Where were you on Sept. 11, 2001?A classroom full of second-graders was at the very center of one of the most horrific moments in American history.On this day, the anniversary of the terror attacks on the World Trade Center and the Pentagon, my mind always drifts to those 7-year-olds in Ms. Daniels’ class at Emma E. Booker Elementary School in Sarasota, Fla.The lives of those in the margins of history — especially children — are fascinating. What do they remember?
A clear case for the importance of public notices was made in our pages last week, to the benefit of our local communities.If you remember, public notices — or “legal ads,” as they are sometimes called — are those advertisements in the Classifieds section of the paper where various government bodies post their meeting minutes and agendas.
My wife and I were fortunate enough to take a two-week trip to Europe this summer.It’s a long story, but we spent a few days in small German towns, followed by stays in big cities such as Glasgow, Dublin and London (for less than 24 hours!). It was definitely a Griswold-style vacation: We looked at Big Ben for a second, acknowledged with a head nod that we saw it, and kept on moving.Clearly, after 14 days, we are experts in all things European.
Muck Rack makes it simple to find people, tweets, or articles that mention any name, keyword, company, hashtag etc. We've compiled this guide to help you make the most of your search.
Selecting a term
Start searching tweets, articles from media outlets, articles mentioned in tweets, journalists'
names, titles and bios with some suggested searches:
Companies or Topics (e.g. iPhone, Microsoft)
Phrases (e.g. "cloud computing") — use quotes to keep the terms together
Twitter handles (e.g. @username) — returns those who have mentioned or replied to
Names (e.g. "David Pogue")
Hashtags (e.g. #sxsw, #london2012)
Bio details (e.g. vegan, Olympics, father)
Muck Rack's Advanced Search allows for many boolean operators.
Find results that mention multiple specified terms, use AND or
+. For example, ensure each result contains both Elon Musk and Mark Zuckerberg by
searching Obama AND Romney or Obama + Romney.
Use the operators OR or , to broaden your search when you'd like either of
multiple terms to appear in results. (This is the default behavior of our search when no operators
are used.) For example, search for democrat OR republican to find results that refer to
Democrats and/or Republicans.
Use NOT or - to subtract results from your search. For
example, searching Disney will yield results about the Walt Disney Company as well as Walt Disney
World Resort. To exclude mentions of Disney World, search for Disney -World or Disney

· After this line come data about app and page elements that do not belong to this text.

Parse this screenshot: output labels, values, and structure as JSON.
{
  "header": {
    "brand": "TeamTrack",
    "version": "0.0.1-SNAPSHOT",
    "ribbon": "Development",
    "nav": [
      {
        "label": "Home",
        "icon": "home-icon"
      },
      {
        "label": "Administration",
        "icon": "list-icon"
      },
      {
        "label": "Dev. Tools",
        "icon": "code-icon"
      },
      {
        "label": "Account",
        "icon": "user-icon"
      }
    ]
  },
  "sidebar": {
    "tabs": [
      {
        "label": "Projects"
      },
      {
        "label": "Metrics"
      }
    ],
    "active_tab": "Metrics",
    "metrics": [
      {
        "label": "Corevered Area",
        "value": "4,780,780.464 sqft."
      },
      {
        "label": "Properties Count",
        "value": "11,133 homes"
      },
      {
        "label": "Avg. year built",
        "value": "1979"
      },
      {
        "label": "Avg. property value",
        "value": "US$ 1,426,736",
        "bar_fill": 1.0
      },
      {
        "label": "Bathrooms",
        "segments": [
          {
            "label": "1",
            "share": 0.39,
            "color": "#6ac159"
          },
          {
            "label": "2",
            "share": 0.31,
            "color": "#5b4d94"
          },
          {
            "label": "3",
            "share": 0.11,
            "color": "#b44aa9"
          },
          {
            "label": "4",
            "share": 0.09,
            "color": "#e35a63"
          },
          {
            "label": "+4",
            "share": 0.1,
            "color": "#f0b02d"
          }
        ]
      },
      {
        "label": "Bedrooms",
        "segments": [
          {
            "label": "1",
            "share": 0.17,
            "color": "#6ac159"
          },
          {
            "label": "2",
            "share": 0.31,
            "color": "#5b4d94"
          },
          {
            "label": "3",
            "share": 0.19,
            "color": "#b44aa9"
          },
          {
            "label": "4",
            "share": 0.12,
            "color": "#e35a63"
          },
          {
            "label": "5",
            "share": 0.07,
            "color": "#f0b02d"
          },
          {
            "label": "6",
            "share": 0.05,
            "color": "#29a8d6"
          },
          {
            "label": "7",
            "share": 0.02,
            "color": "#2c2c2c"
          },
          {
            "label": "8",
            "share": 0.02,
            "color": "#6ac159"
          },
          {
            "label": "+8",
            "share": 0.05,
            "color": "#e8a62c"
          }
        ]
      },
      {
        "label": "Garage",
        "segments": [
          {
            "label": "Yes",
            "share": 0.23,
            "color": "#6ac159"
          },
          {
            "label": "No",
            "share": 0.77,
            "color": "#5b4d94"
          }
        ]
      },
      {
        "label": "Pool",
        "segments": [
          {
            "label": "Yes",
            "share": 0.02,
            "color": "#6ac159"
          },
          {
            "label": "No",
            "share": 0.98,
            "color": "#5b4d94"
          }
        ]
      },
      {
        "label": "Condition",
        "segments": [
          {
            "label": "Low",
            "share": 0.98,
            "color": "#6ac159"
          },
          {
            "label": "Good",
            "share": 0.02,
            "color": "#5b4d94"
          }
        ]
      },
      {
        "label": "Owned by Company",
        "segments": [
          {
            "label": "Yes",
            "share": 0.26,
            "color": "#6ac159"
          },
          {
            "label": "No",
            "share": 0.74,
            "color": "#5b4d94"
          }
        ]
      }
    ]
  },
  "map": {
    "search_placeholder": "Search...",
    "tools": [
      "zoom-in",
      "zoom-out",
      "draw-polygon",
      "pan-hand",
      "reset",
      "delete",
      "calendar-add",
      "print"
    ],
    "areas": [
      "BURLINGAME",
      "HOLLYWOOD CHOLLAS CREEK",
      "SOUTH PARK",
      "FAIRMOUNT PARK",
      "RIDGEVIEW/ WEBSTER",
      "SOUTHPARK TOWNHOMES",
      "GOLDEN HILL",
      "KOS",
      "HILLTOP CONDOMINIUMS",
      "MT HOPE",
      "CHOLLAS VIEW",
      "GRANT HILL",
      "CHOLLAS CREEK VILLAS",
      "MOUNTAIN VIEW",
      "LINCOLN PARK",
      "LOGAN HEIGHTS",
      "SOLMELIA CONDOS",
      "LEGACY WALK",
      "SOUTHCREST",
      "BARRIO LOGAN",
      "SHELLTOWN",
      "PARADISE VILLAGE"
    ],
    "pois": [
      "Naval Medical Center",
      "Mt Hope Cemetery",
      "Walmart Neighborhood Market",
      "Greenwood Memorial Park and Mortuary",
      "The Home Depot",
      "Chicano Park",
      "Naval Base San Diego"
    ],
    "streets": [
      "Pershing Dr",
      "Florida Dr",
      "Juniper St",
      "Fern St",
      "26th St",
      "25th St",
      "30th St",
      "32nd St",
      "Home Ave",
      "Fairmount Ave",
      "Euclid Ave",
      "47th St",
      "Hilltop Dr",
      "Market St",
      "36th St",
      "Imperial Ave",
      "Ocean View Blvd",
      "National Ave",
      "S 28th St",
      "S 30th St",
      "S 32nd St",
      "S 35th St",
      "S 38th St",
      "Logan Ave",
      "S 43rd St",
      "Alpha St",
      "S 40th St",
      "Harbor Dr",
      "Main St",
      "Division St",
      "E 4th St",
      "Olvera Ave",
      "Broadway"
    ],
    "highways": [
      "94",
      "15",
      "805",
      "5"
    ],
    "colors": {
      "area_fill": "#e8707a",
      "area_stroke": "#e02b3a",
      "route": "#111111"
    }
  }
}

When using one of these operators with a phrase, enclose it in quotation marks. For example, you can
find results about smartphones excluding Apple's iPhone 4S by searching smartphone -"iPhone
Exact case matching or punctuation
If you're searching for a brand name or keyword that relies on specific punctuation marks or capitalization, you can
find results that match your exact query by adding matchcase: before the keyword you're searching for, like matchcase:E*TRADE .
Use parentheses to separate multiple
boolean phrases. For example, to find journalists talking about having fun in Disney World or
Disneyland, search for ("disney world" OR disneyland) AND fun.
An asterisk can be used to search for any variation of a root word truncated by the asterisk. For example, searching for admin* will return results for administrator, administration, administer, administered, etc.
A near operator is an AND operator where you can control the distance between the words. You can vary the distance the near operation uses by adding a forward slash and number (between 0-99) such as strawberries NEAR/10 "whipped cream", which means the strawberries must exist within 10 words of "whipped cream".